This funky twilight zone that we entered on election night last November feels like a horror movie that just won’t end. I desperately needed a new perspective. I hadn’t stepped away from organizing in five years. Every day I have the privilege to be able to fight important battles, but I also have to ‘step into’ the world's problems. It was wearing on me.
That’s one reason I decided to take part in a journey of more than 450 miles on foot through majestic mountains and red and orange valleys, crossing waterfalls and rivers. I wanted to be outdoors with grueling, yet inspiring, mountains to climb and breathtaking views.
At one point during my four-week sojourn, I filled my water bladder in a crystal clear, free flowing creek at 12,000 feet. I smiled as the sun shone making the creek’s flow down the mountain even more mystical. I gazed up and noticed I could see the source of the water right above me--a massive snow field.
Each day I found myself thinking about how I was able to hike through breathtaking mountains and drink crystalline water because people with different views, backgrounds and upbringings came together to protect what they hold dear.
I also learned that volunteers built the trail, which wound through wilderness areas and national parks.
The trek unexpectedly reminded me of all the good in the world, and all the people that came before me that made having this incredible experience possible.
Along the way, I encountered many “trail angels” -- everyday people who want to make the world a little kinder by offering something for nothing in return: a warm shower, a ride into town, encouragement, or a comfortable bed for the night.

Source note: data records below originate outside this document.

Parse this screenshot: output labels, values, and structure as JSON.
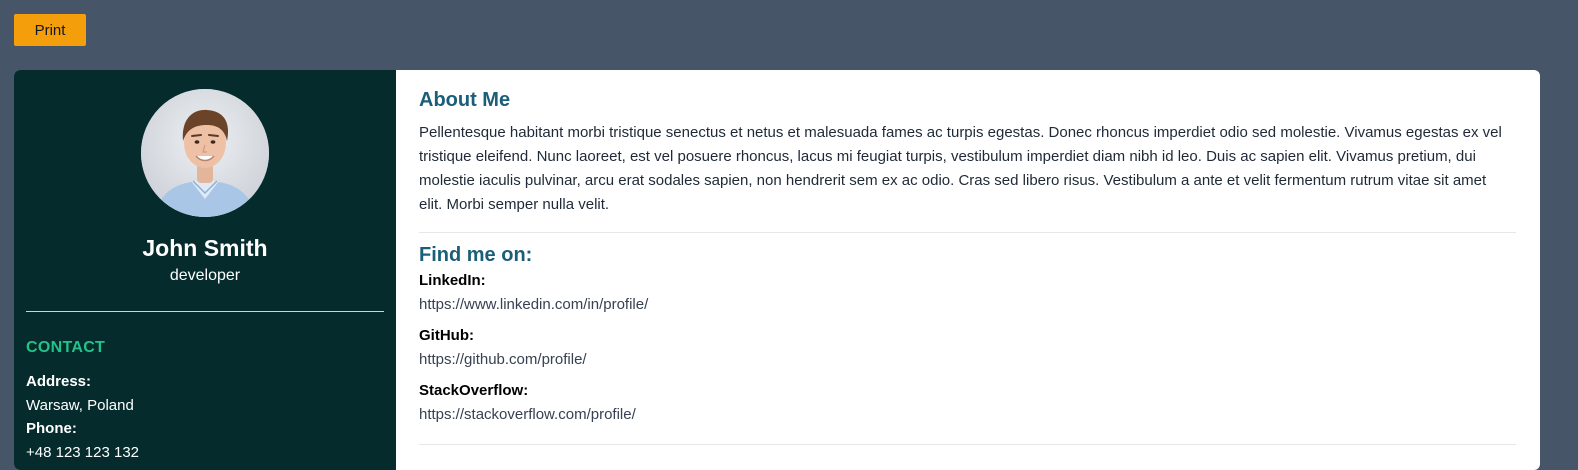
{
  "toolbar": {
    "print_label": "Print"
  },
  "colors": {
    "page_bg": "#475569",
    "sidebar_bg": "#052b2d",
    "accent_button": "#f59e0b",
    "section_title": "#1b5e78",
    "contact_title": "#22c389"
  },
  "profile": {
    "name": "John Smith",
    "role": "developer",
    "avatar_icon": "person-photo-icon"
  },
  "contact": {
    "title": "CONTACT",
    "items": [
      {
        "label": "Address:",
        "value": "Warsaw, Poland"
      },
      {
        "label": "Phone:",
        "value": "+48 123 123 132"
      }
    ]
  },
  "about": {
    "title": "About Me",
    "text": "Pellentesque habitant morbi tristique senectus et netus et malesuada fames ac turpis egestas. Donec rhoncus imperdiet odio sed molestie. Vivamus egestas ex vel tristique eleifend. Nunc laoreet, est vel posuere rhoncus, lacus mi feugiat turpis, vestibulum imperdiet diam nibh id leo. Duis ac sapien elit. Vivamus pretium, dui molestie iaculis pulvinar, arcu erat sodales sapien, non hendrerit sem ex ac odio. Cras sed libero risus. Vestibulum a ante et velit fermentum rutrum vitae sit amet elit. Morbi semper nulla velit."
  },
  "find_me": {
    "title": "Find me on:",
    "links": [
      {
        "label": "LinkedIn:",
        "url": "https://www.linkedin.com/in/profile/"
      },
      {
        "label": "GitHub:",
        "url": "https://github.com/profile/"
      },
      {
        "label": "StackOverflow:",
        "url": "https://stackoverflow.com/profile/"
      }
    ]
  }
}
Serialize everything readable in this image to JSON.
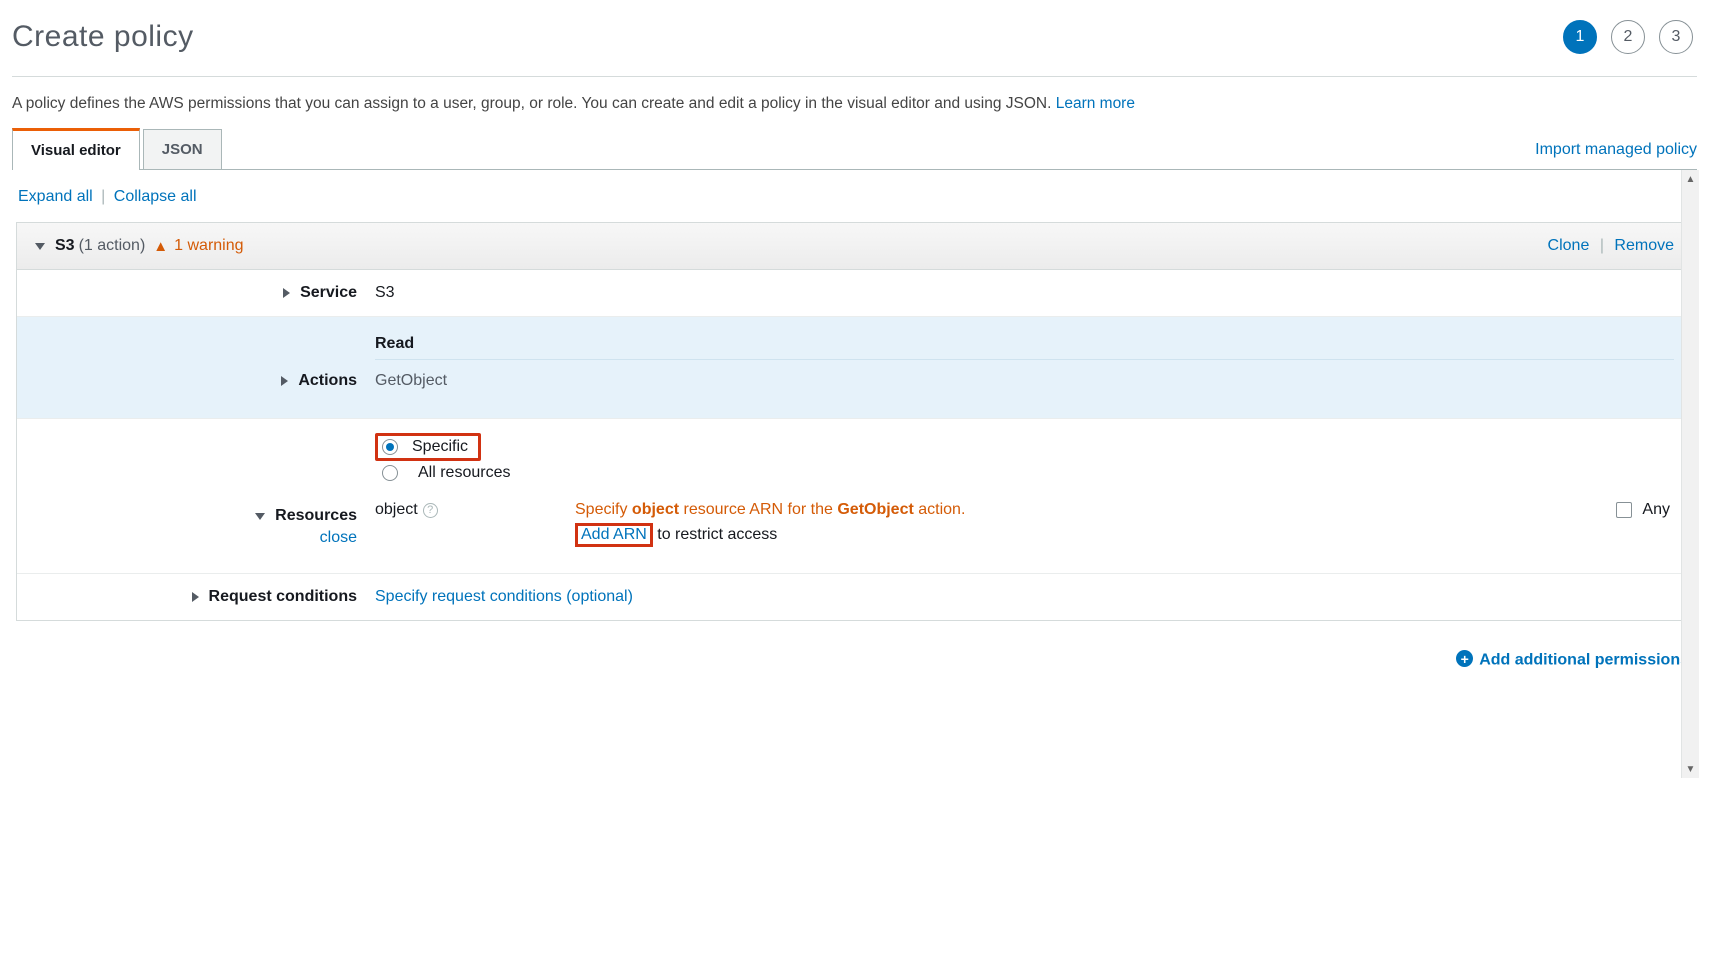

I passed through a number of small towns -- places that were the antithesis of Denver city life. Strangers shared an extra sandwich, or snack (and as a hiker you are always hungry). A young couple on their sixth date drove me into town when I needed to buy supplies. I was invited to drink a cup of tea with a camp neighbor and talk about the world. Complete strangers told me that they were proud of me and offered congratulations as I headed down the final hills into Durango. I stayed in the guest bedroom of a local couple for a night when housing fell through in a small town. I was ever so grateful for a warm shower, a place to do laundry and a comfortable bed.
I was brought back to my roots -- remembering that so many of us are looking to do good in the world. Whether by taking that first step to help a stranger, or organizing as a community to protect our food, our water, and climate so many of us are ready to take action for one another.
As I ease back into city life, I feel a renewed sense of calm, and trust that our movement will continue to grow more compassionate, more powerful and more effective--as long as we remember, during this trying time that there is still good in the world.
I will have a new perspective when the going gets tough.
I look forward to continuing to fight alongside many of you for a more positive and loving future for us all.